Pratap Bhanu Mehta is President, Centre Policy Research, New Delhi, one of India's top think tanks. Before he started engaging with contemporary affairs, he taught political theory at Harvard, and briefly at JNU. He has written extensively on intellectual history, political theory, law, India's social transformation and world affairs. He is the recipient of the Infosys Prize, the Adisheshiah Prize and the Amartya Sen Prize. He has been singularly blessed with wonderful colleagues and is grateful that all the institutions he has been associated with, value their independence fiercely. He misses having students, since nothing better expresses the idea of a good life than a good seminar. He believes the purpose of writing is to provoke thinking not to provide instruction. Although politics and the contemporary world excites him, the high point of the day for him remains "retiring with the ancients," to use Machiavelli's phrase. There is nothing like retiring with old books, that have more of the world in them than we often recognize.
The charge against Chief Justice Dipak Misra is serious. But do we have justiciable evidence?
Let’s reclaim a realism about nature and self that our frenzied pursuit of enmities and ends is obscuring.
Reading philosophy, history and violence in 2017
Verdict is a reminder that state incapacity may be a bigger issue than active political malfeasance
If democracy is more secure with an effective opposition, BJP victory sends sobering signals
PM’s Gujarat campaign shows the politics of hope has been replaced entirely by the politics of fear
Events of December 6, 1992 assaulted both secularism and Hinduism. Consequences are still to play out fully
It is its treatment of Ahmadis. It needs to overcome that anxiety to liberate itself on several fronts
Fragility of community identities spawns politics of intolerance. No one stands up for freedom
Kunwar Narain’s passing is also the loss of a whole literary world. He was of a generation of Hindi writers that confidently understood that in genuine culture and thinking there cannot be any boundaries.

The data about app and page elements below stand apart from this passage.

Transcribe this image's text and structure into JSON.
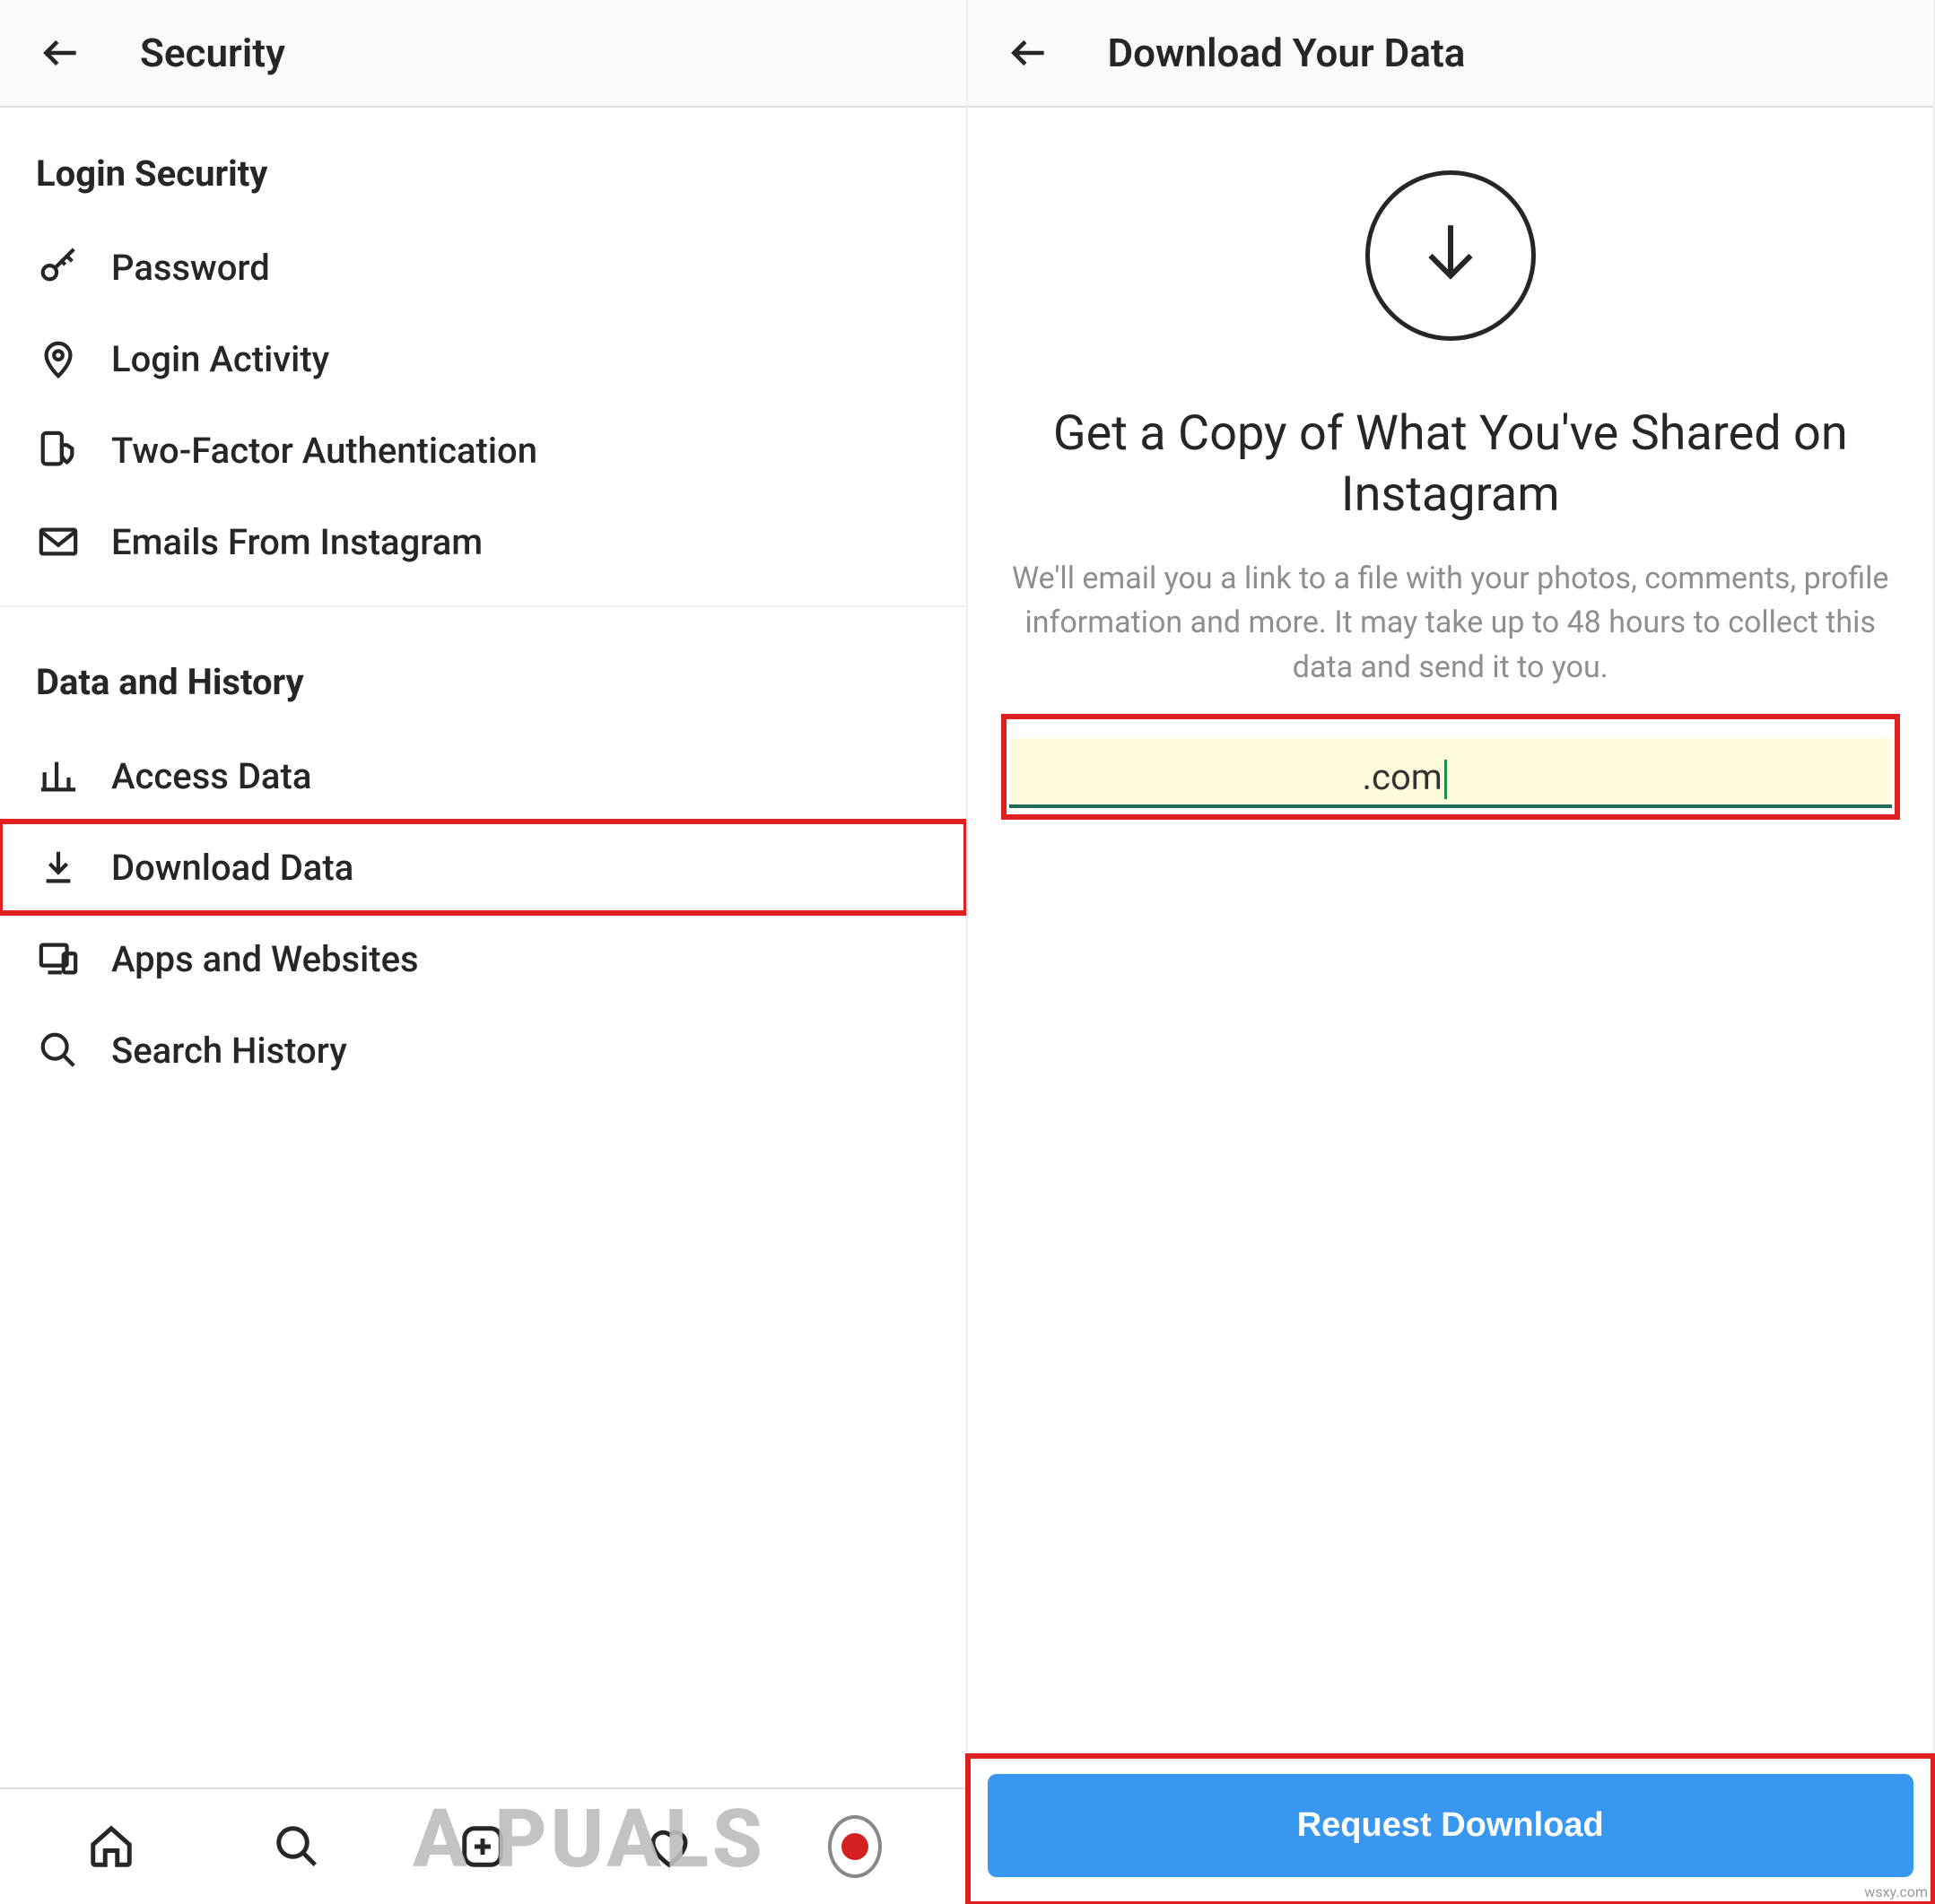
{
  "left": {
    "header_title": "Security",
    "section_login": "Login Security",
    "items_login": {
      "password": "Password",
      "login_activity": "Login Activity",
      "two_factor": "Two-Factor Authentication",
      "emails_from": "Emails From Instagram"
    },
    "section_data": "Data and History",
    "items_data": {
      "access_data": "Access Data",
      "download_data": "Download Data",
      "apps_websites": "Apps and Websites",
      "search_history": "Search History"
    }
  },
  "right": {
    "header_title": "Download Your Data",
    "big_title": "Get a Copy of What You've Shared on Instagram",
    "description": "We'll email you a link to a file with your photos, comments, profile information and more. It may take up to 48 hours to collect this data and send it to you.",
    "email_suffix": ".com",
    "request_button": "Request Download"
  },
  "watermark": "A  PUALS",
  "source_note": "wsxy.com"
}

The judiciary has created a crisis of institutional credibility for itself
Demonetisation was part of a political imagination that is closer to a technocratic authoritarianism.
How the Chinese Communist Party has buried the revolutionary spirit of 1917

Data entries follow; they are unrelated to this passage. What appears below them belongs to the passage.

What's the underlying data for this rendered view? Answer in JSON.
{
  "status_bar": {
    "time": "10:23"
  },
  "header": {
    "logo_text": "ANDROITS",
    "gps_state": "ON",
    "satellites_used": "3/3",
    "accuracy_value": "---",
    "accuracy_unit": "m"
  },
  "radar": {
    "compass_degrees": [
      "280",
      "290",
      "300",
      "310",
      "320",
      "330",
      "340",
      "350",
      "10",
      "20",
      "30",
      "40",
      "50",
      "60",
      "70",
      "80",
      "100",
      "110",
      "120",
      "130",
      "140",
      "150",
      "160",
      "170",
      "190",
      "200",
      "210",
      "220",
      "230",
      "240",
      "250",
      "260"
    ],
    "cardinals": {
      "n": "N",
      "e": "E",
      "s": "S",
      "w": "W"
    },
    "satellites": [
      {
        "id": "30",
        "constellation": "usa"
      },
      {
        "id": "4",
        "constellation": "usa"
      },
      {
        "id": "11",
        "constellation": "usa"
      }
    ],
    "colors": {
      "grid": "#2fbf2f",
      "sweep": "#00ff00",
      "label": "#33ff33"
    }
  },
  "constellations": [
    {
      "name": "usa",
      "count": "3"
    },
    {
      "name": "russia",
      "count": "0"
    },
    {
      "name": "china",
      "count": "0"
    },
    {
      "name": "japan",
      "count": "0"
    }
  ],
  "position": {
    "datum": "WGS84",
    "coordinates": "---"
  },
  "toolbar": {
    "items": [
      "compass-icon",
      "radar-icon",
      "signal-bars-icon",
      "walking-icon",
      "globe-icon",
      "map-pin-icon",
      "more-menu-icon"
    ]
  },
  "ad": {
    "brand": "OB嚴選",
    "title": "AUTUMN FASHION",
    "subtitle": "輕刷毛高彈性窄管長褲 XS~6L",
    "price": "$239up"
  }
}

In the shadow of the modern myth of non-violence lies an ancient and ruthless tradition
The bank recapitalisation scheme reflects government’s failure to transform state-capital relations

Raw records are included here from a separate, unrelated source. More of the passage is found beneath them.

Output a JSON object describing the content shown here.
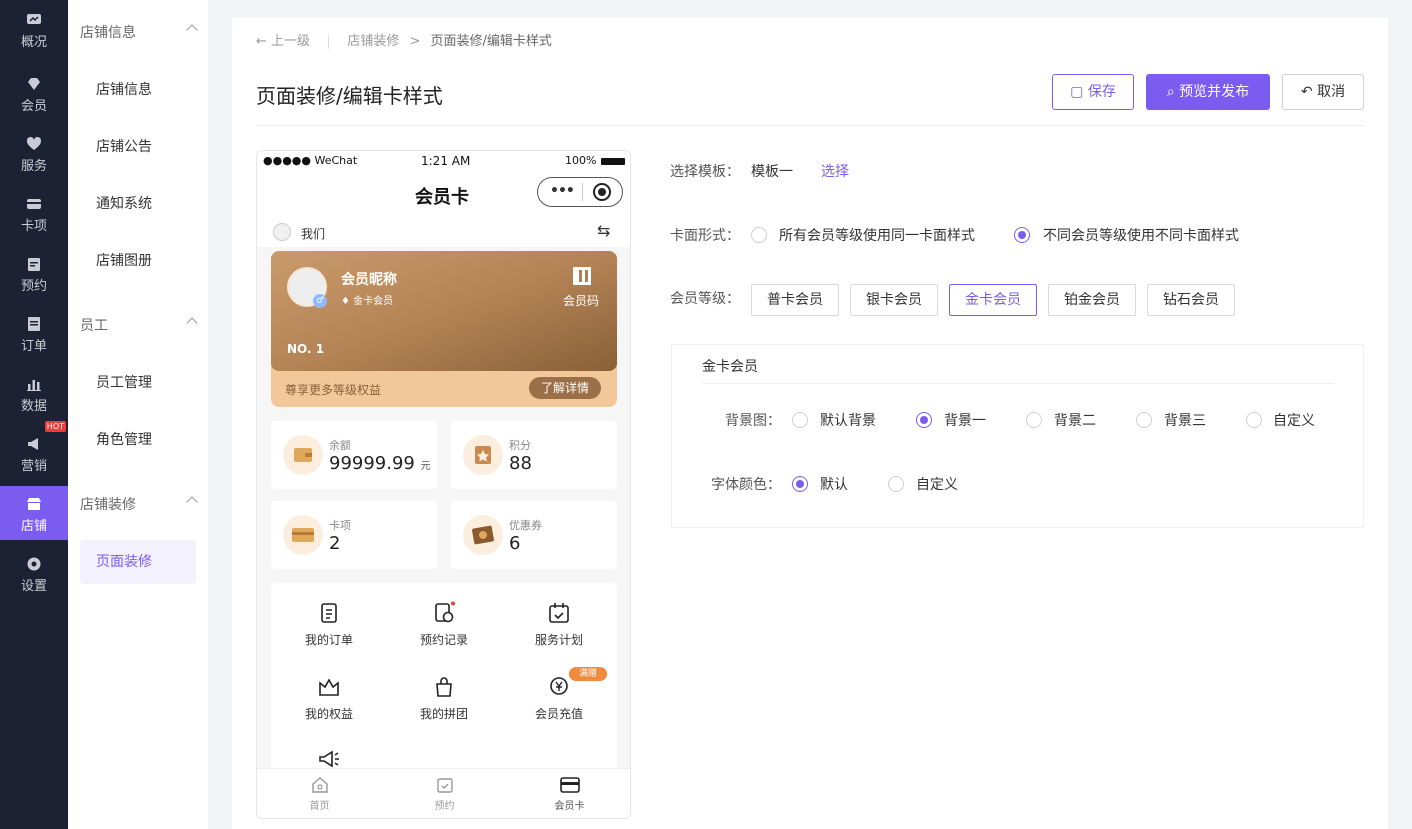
{
  "rail": {
    "items": [
      {
        "label": "概况",
        "icon": "dashboard-icon"
      },
      {
        "label": "会员",
        "icon": "diamond-icon"
      },
      {
        "label": "服务",
        "icon": "service-icon"
      },
      {
        "label": "卡项",
        "icon": "card-icon"
      },
      {
        "label": "预约",
        "icon": "calendar-icon"
      },
      {
        "label": "订单",
        "icon": "order-icon"
      },
      {
        "label": "数据",
        "icon": "chart-icon"
      },
      {
        "label": "营销",
        "icon": "megaphone-icon",
        "badge": "HOT"
      },
      {
        "label": "店铺",
        "icon": "store-icon"
      },
      {
        "label": "设置",
        "icon": "settings-icon"
      }
    ]
  },
  "subnav": {
    "group1": "店铺信息",
    "group1_items": [
      "店铺信息",
      "店铺公告",
      "通知系统",
      "店铺图册"
    ],
    "group2": "员工",
    "group2_items": [
      "员工管理",
      "角色管理"
    ],
    "group3": "店铺装修",
    "group3_items": [
      "页面装修"
    ]
  },
  "breadcrumb": {
    "back": "上一级",
    "parent": "店铺装修",
    "sep": ">",
    "current": "页面装修/编辑卡样式"
  },
  "page_title": "页面装修/编辑卡样式",
  "actions": {
    "save": "保存",
    "preview": "预览并发布",
    "cancel": "取消"
  },
  "phone": {
    "status": {
      "carrier": "●●●●● WeChat",
      "time": "1:21 AM",
      "battery": "100%"
    },
    "title": "会员卡",
    "store": "我们",
    "card": {
      "nickname": "会员昵称",
      "level": "金卡会员",
      "qr_label": "会员码",
      "no": "NO. 1",
      "footer": "尊享更多等级权益",
      "details": "了解详情"
    },
    "stats": [
      {
        "label": "余额",
        "value": "99999.99",
        "unit": "元"
      },
      {
        "label": "积分",
        "value": "88"
      },
      {
        "label": "卡项",
        "value": "2"
      },
      {
        "label": "优惠券",
        "value": "6"
      }
    ],
    "grid": [
      "我的订单",
      "预约记录",
      "服务计划",
      "我的权益",
      "我的拼团",
      "会员充值"
    ],
    "recharge_badge": "满赠",
    "tabs": [
      "首页",
      "预约",
      "会员卡"
    ]
  },
  "form": {
    "template_label": "选择模板：",
    "template_value": "模板一",
    "template_select": "选择",
    "style_label": "卡面形式：",
    "style_options": [
      "所有会员等级使用同一卡面样式",
      "不同会员等级使用不同卡面样式"
    ],
    "level_label": "会员等级：",
    "levels": [
      "普卡会员",
      "银卡会员",
      "金卡会员",
      "铂金会员",
      "钻石会员"
    ],
    "panel_title": "金卡会员",
    "bg_label": "背景图：",
    "bg_options": [
      "默认背景",
      "背景一",
      "背景二",
      "背景三",
      "自定义"
    ],
    "font_label": "字体颜色：",
    "font_options": [
      "默认",
      "自定义"
    ]
  },
  "colors": {
    "accent": "#7b5cf0",
    "rail": "#1c2233",
    "card_gold": "#c99a6a"
  }
}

An authoritarian, assertive China is a challenge for India. But it is premature to conclude that US will be its saviour
Their demand for minority status is also a move to construct identities more constricted and rigid
When borders become moral rights and the accident of citizenship eats into claims of humanity
That’s what the government’s policy towards the Rohingya boils down to — imprudent, myopic, untenable
Government is getting a free pass on the economy, which remains vulnerable to voodoo interventions
Jaggi Vasudev’s ‘consciousness talk’ shows little understanding of the function of morality
SC invalidated triple talaq, but majority did not uphold constitutional values over religious belief and practice
Question after Gorakhpur: Is India at 70 too late to recover its own humanity?
Tryst with who? What sort of destiny? Seventy years after Independence, the peculiar dignity and anxiety that freedom bestows on us allows us to make or unmake ourselves.
Let’s ask: Under what conditions, which educational institutions need special protection, for what purposes?
Nitish Kumar’s shifting sides holds a lesson for the Opposition — politics as usual will not help counter BJP. The larger message for national politics is the opposition to the BJP cannot be built with the rotten materials of the old order.
India’s internal situation, from Gorkhaland to Kashmir, has become more fragile than it has been in a decade. The Chinese might think it is easier to put an Indian government on the back foot, and in part that seems to be the intention. India has to find that sweet spot where it can signal that it cannot be pushed around easily.
Liu Xiaobo showed that a politics that rises above resentment, that is without enemies, is possible
But it will take an act of imaginative statesmanship to make sure that the fires of Baduria and Basirhat do not become the inferno of Bengal.
A big riot would concentrate the mind, make a damning headline. A protracted riot in slow motion, individual victims across different states, simply makes this appear another daily routine. This makes opposing it harder; it makes holding onto the outrage nearly impossible.
India needs to be more liberal and internationalist, and worry less about what the US president thinks of it
In trying to establish its political dominance, the BJP is unable to manage multiple expectations
CBI raids on NDTV are a bigger, more worrying story than just one media house coming under fire
Army faces a tough mob in front of it. But it has more to fear from the mob behind it, egging it on
Arun Shourie’s remarkable book on the neurological and the mystical is subversive — and an act of tough love.
Underlying the “triple talaq” questions are deeper issues about the nature of constitutional law in India.
Ruskin Bond in his new book "Till the Clouds Roll by, Beginning Again" captures Bond's growing up years where he is seen dealing with the loss of his father, reacquainting himself with his mother who now has a new husband and discovering his love for books.